§ **Exercise aim**
What lines below contain the string "korabli"? List them all.

Entries supplied: Begin

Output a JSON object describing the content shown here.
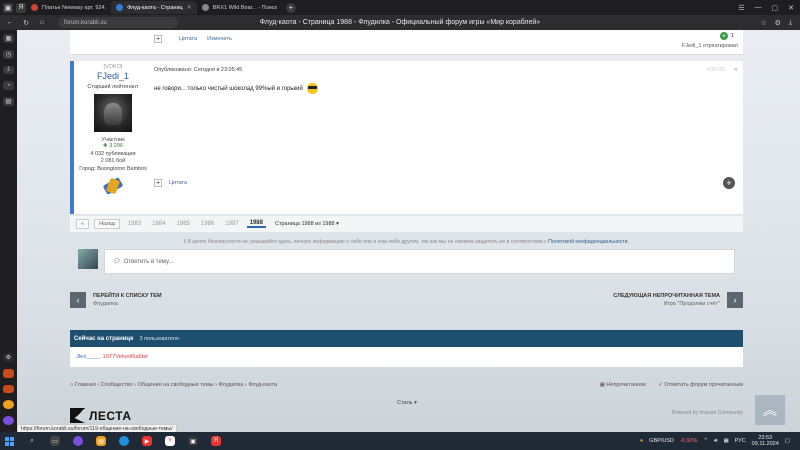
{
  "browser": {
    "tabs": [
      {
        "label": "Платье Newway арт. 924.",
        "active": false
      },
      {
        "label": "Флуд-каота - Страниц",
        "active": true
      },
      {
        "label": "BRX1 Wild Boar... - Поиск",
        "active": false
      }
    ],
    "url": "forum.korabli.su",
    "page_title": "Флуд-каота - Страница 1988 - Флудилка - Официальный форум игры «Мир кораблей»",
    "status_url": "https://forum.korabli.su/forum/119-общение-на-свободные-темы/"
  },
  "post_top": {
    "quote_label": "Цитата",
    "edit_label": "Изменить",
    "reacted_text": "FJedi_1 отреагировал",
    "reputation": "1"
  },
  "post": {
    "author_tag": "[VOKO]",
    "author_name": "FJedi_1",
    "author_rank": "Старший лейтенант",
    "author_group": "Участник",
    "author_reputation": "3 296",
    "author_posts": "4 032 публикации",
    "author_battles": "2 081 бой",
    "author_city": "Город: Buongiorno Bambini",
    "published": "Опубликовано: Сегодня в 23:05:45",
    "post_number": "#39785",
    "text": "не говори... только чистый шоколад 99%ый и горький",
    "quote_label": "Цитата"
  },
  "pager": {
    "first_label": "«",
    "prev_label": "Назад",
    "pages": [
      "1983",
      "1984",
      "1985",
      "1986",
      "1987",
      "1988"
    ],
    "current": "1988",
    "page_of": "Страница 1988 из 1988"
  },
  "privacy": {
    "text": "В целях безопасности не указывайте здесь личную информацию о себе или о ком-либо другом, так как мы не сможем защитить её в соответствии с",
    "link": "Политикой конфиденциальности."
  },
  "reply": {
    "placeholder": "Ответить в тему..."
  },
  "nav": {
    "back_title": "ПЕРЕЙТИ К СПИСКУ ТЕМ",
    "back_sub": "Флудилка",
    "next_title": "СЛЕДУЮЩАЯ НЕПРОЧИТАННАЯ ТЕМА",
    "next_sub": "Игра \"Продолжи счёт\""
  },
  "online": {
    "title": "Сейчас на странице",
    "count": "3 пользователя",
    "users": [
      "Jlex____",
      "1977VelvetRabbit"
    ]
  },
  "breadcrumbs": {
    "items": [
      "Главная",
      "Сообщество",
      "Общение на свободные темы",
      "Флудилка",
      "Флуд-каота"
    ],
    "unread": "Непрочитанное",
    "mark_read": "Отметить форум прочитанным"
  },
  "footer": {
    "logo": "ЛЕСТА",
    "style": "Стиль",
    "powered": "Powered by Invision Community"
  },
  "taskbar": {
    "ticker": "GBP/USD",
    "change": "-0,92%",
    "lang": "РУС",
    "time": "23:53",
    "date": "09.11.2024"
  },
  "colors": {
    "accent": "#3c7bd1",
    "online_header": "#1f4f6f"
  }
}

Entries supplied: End
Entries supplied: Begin

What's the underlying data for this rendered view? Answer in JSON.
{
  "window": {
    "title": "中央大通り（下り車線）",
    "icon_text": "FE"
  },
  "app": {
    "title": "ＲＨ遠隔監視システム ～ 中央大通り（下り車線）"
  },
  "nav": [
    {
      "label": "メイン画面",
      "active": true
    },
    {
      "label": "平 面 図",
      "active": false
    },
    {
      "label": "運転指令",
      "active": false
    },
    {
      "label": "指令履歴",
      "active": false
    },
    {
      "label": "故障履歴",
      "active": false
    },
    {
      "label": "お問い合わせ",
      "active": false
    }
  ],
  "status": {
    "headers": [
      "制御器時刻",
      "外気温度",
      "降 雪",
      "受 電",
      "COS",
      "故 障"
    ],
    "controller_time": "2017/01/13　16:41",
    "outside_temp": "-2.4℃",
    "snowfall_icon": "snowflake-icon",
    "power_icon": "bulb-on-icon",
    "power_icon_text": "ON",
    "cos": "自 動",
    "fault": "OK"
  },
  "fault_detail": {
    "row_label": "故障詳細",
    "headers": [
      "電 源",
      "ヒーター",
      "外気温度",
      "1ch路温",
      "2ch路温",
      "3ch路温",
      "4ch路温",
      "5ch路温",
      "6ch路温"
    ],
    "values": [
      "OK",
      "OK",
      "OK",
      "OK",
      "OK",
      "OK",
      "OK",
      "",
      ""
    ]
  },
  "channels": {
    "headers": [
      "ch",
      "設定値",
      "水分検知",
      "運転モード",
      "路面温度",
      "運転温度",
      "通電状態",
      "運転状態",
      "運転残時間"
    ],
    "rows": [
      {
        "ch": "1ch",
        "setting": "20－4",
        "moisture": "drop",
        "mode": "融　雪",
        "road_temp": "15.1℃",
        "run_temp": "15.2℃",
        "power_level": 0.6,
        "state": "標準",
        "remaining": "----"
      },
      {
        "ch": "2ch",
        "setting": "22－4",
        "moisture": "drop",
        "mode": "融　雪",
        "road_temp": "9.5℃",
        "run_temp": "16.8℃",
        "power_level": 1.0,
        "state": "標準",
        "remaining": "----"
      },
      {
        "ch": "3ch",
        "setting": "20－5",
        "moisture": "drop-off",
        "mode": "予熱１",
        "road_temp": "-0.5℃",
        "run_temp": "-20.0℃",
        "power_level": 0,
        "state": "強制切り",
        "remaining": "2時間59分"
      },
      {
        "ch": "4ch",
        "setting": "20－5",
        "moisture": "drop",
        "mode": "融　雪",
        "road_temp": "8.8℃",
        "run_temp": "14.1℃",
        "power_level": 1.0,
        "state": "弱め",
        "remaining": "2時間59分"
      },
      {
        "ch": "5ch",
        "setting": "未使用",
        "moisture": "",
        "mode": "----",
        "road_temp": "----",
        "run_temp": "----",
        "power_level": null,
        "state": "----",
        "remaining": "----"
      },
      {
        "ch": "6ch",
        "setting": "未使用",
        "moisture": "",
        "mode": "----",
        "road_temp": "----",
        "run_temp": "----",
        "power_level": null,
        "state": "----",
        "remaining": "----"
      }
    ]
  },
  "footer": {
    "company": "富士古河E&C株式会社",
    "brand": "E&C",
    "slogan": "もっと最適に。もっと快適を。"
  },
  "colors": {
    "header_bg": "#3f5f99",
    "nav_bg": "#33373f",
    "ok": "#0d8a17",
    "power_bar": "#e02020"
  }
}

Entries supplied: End
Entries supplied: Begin

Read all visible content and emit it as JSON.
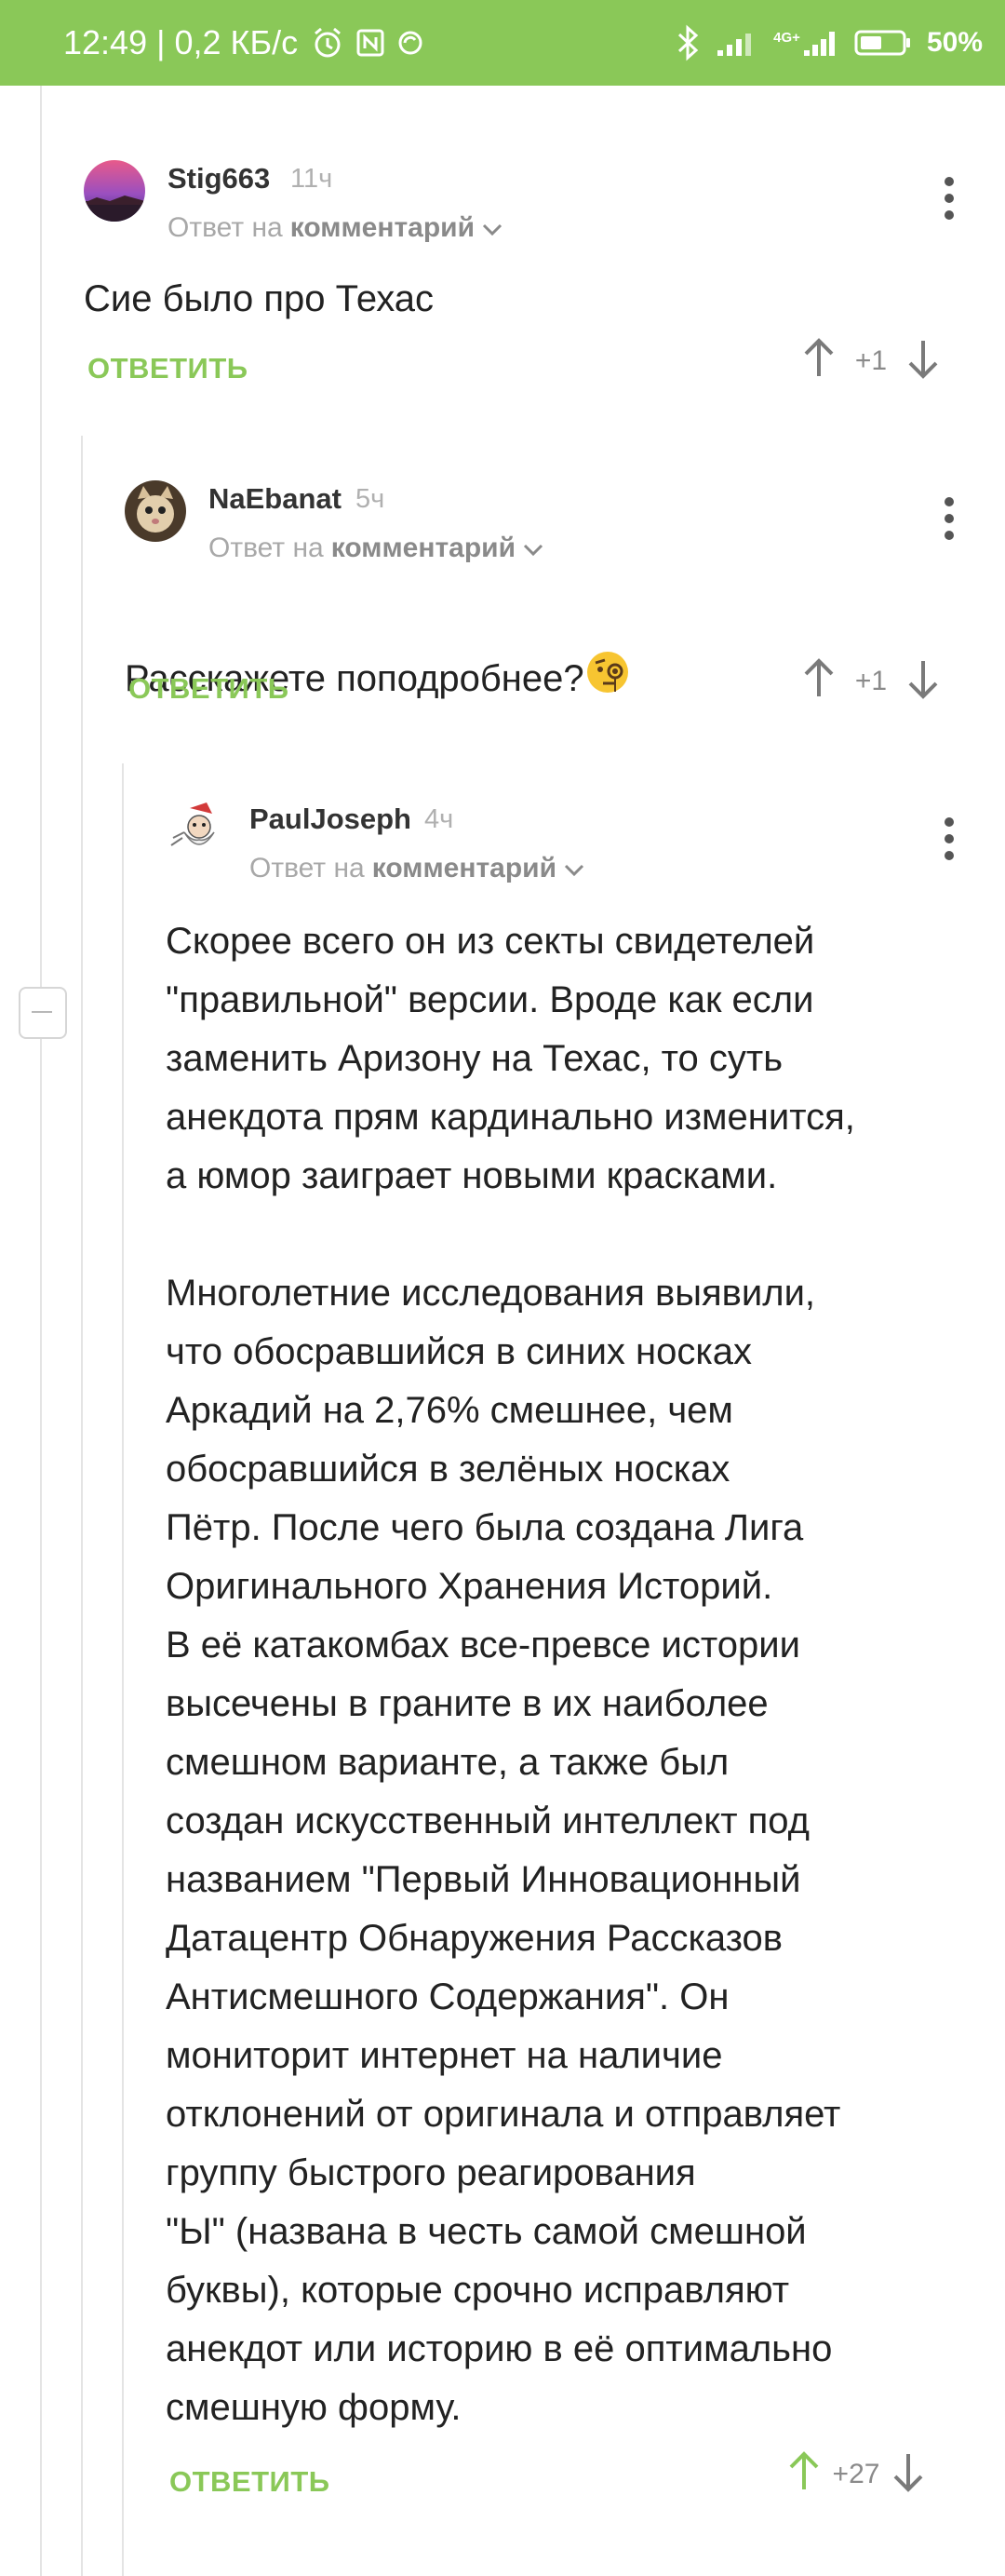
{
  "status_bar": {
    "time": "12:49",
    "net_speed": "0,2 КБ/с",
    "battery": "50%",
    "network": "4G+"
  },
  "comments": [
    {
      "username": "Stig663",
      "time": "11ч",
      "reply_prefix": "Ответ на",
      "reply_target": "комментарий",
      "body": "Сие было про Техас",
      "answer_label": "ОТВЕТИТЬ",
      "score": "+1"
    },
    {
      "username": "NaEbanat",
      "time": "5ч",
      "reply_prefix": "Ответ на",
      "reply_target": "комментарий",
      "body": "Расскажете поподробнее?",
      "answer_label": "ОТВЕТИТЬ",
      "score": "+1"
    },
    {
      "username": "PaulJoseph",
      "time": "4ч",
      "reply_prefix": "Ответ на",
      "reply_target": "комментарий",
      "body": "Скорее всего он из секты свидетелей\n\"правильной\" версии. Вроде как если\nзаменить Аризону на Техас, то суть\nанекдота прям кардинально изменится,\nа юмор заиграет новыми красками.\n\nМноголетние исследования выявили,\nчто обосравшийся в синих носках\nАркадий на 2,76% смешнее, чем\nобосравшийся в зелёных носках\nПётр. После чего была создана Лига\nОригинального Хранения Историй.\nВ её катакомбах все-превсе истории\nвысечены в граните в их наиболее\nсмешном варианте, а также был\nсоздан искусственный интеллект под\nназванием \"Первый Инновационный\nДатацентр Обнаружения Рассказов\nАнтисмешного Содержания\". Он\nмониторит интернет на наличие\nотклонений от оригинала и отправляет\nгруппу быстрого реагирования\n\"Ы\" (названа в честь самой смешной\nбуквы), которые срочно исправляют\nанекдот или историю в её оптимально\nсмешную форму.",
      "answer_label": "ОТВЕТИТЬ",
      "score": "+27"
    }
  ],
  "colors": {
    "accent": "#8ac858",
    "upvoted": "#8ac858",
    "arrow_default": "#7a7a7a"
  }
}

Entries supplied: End

§ **Exercise solution**
    "url": "forum.korabli.su",
    "status_url": "https://forum.korabli.su/forum/119-общение-на-свободные-темы/"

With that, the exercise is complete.